As a previous Absa Cape Epic winner, Stenerhag’s quiet confidence will temper well with McDougall’s enthusiasm. Stenerhag’s road background is all but forgotten after her successful switch to mountain biking, and also the fact that the Swede refers to South Africa as her second home. She know the trails of the Western Cape like the back of her hand, as does McDougall who is equally comfortable on the Untamed terrain – after all, she did win the Absa African Women’s jersey competition in its inaugural year. They’re unlikely to follow the early moves by the speedier cross country racers, but are sure to find the podium at some point during race week.
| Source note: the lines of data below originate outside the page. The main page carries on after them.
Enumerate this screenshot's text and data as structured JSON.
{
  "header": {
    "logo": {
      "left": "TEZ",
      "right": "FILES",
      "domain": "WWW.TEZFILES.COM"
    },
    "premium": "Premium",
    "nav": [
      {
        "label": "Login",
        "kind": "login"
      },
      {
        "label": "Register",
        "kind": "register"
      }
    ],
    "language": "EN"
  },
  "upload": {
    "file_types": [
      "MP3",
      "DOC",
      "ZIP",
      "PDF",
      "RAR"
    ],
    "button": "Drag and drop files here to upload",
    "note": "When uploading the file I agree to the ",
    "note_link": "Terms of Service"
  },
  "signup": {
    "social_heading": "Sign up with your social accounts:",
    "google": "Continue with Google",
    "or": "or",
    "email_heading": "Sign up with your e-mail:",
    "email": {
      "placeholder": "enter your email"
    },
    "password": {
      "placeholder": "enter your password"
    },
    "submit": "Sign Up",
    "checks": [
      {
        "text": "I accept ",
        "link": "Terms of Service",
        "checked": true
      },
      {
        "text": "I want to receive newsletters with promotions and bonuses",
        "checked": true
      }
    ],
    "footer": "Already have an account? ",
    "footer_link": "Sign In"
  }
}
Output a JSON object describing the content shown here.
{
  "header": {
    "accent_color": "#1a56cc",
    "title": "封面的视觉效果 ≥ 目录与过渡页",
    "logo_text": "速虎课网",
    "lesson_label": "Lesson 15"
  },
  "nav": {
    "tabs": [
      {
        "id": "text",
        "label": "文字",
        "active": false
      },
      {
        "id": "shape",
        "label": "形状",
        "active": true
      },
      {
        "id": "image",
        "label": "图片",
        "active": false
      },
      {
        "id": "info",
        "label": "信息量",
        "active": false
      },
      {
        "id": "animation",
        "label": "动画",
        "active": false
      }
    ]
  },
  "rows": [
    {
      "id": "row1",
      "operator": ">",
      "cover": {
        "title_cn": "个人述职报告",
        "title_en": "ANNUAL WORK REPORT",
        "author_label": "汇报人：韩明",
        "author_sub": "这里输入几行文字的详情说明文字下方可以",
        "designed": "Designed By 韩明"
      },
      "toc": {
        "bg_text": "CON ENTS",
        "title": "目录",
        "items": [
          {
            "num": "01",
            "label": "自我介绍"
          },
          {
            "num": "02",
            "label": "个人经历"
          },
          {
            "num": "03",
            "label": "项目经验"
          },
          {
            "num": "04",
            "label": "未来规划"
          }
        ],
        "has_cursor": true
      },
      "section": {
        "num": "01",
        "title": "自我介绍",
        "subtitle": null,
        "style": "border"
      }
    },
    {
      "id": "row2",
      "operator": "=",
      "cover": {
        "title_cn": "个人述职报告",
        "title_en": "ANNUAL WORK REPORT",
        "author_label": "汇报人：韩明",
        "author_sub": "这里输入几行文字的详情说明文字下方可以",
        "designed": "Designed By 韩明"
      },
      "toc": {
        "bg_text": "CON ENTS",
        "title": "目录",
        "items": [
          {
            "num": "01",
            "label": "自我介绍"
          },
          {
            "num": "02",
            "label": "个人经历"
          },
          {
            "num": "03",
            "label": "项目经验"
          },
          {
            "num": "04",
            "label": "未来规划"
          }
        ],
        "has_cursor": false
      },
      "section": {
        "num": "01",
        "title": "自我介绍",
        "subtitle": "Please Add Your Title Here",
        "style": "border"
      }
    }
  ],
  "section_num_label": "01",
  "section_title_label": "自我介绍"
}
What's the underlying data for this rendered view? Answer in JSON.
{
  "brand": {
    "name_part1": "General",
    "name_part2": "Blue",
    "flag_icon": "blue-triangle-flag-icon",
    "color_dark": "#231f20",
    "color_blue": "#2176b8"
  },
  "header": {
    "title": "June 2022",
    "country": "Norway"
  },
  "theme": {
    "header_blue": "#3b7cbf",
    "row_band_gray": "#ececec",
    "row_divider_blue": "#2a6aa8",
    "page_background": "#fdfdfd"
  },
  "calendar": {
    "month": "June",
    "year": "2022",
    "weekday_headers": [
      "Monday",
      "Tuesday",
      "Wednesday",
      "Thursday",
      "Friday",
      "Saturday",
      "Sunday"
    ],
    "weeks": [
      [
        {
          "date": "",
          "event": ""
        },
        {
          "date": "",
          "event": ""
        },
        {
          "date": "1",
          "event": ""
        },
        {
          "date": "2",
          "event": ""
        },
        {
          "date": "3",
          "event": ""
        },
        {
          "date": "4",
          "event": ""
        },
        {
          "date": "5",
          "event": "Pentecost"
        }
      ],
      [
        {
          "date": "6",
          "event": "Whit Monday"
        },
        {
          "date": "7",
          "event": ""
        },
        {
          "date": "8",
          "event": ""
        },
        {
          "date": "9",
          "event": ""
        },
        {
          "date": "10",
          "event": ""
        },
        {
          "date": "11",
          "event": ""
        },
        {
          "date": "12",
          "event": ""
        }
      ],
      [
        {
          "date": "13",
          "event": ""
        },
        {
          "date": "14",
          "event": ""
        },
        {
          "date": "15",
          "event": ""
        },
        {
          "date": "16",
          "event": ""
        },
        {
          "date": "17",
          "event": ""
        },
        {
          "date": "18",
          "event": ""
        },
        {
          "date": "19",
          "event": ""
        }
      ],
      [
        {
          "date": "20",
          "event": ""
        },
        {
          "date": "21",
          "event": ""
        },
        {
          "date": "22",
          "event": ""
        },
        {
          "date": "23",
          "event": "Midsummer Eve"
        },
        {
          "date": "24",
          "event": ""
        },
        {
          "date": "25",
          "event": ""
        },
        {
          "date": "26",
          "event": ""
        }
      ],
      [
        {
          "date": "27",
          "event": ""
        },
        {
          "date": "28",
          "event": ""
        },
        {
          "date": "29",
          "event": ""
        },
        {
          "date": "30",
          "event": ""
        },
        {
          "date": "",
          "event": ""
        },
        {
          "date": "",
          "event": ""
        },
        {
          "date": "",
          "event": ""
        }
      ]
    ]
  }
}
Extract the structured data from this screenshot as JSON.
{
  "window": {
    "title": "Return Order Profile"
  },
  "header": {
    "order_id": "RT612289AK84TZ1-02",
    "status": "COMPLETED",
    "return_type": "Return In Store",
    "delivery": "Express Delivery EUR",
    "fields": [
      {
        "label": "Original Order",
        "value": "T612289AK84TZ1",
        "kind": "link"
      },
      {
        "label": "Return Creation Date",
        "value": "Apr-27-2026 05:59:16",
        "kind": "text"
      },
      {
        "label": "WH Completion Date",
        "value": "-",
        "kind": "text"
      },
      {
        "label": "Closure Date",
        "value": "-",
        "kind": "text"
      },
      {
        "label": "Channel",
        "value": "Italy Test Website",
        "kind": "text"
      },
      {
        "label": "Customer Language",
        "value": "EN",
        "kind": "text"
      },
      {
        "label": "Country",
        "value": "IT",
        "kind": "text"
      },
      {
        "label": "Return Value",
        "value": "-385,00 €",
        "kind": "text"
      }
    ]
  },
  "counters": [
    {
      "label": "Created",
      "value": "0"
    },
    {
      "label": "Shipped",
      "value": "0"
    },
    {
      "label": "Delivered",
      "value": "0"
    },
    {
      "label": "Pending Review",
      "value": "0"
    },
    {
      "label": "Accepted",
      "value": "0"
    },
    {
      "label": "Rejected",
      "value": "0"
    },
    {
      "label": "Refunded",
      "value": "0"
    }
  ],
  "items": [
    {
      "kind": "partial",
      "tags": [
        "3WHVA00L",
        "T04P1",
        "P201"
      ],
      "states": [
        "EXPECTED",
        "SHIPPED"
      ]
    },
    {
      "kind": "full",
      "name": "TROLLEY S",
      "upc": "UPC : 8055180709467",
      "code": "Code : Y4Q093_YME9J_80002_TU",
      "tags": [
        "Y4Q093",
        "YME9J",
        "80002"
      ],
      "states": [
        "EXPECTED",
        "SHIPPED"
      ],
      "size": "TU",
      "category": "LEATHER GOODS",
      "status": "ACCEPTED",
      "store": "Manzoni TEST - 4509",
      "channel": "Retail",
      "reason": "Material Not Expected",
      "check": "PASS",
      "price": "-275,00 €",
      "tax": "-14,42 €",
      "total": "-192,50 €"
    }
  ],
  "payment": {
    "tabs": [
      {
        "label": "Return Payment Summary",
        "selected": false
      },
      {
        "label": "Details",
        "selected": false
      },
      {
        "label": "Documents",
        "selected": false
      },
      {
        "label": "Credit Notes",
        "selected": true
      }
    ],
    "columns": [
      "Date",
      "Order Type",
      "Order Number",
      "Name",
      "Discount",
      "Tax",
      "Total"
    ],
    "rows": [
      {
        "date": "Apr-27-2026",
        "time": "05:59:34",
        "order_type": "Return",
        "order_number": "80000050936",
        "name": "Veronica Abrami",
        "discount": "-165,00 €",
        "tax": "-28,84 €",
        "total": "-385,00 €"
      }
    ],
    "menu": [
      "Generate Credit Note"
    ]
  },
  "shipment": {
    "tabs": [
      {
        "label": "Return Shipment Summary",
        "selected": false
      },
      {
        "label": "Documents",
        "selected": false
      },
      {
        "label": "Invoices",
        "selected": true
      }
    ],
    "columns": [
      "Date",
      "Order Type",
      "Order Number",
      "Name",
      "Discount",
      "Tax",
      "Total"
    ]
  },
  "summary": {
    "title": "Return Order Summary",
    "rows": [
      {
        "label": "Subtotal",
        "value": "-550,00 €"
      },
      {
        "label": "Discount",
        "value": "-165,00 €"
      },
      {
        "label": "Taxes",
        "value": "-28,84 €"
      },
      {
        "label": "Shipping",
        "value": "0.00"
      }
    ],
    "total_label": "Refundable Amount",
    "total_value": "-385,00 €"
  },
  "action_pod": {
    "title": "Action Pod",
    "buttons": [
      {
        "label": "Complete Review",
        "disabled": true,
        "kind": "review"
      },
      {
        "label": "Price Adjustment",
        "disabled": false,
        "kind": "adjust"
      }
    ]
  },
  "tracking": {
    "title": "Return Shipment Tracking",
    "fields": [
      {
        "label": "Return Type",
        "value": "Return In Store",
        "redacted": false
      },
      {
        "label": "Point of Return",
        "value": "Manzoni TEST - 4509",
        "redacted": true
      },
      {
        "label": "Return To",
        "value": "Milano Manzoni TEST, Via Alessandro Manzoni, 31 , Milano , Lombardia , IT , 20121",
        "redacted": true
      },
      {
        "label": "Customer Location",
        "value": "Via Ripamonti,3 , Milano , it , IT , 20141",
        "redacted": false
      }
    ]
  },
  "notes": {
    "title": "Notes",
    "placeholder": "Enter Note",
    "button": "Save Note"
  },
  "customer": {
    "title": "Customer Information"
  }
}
Given the firepower and palmares of the Swiss and the Austrian, this is the team to watch at the 2021 race. Both are almost invariably mixing it up at the front on the UCI World Cup circuit. Stigger has held the under 23 world title three times and Frei is an Olympic silver medallist and is the current short track world champion. On paper, their all-out speed is leagues ahead of the rest. However speed doesn’t always convert to an eight-day format. Plus, Frei has already peaked twice this season (at Tokyo 2020 and the XCC World Champs) and they’re relatively young and inexperienced at stage racing. Luckily their trade team staff is not — they’ll be applying the know how that took the likes of Annika Langvad, Christoph Sauser, Burry Stander, Ariane Lüthi and Jaroslav Kulhavy to victory.